### ACTIVITY
Locate every line in the material below that has the word "your". Copy each of those lines.

### MATERIAL SUPPLIED
==================================================

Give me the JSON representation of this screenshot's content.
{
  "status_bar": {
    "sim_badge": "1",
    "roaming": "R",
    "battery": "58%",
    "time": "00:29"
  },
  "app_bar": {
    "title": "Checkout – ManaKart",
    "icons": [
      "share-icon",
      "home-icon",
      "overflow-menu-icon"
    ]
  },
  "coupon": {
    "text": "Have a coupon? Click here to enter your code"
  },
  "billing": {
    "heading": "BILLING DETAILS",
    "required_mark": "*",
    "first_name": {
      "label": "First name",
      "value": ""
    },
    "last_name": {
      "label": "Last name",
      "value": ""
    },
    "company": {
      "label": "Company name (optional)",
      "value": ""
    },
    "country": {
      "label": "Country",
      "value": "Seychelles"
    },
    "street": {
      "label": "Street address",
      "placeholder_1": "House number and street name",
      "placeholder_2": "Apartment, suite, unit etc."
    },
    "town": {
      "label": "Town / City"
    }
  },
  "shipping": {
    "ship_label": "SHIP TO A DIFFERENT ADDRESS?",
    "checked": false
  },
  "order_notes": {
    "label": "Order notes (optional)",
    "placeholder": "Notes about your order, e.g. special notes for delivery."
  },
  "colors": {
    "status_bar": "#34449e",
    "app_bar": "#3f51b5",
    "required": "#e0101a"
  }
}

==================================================

### TASK SOLUTION
    "text": "Have a coupon? Click here to enter your code"
    "placeholder": "Notes about your order, e.g. special notes for delivery."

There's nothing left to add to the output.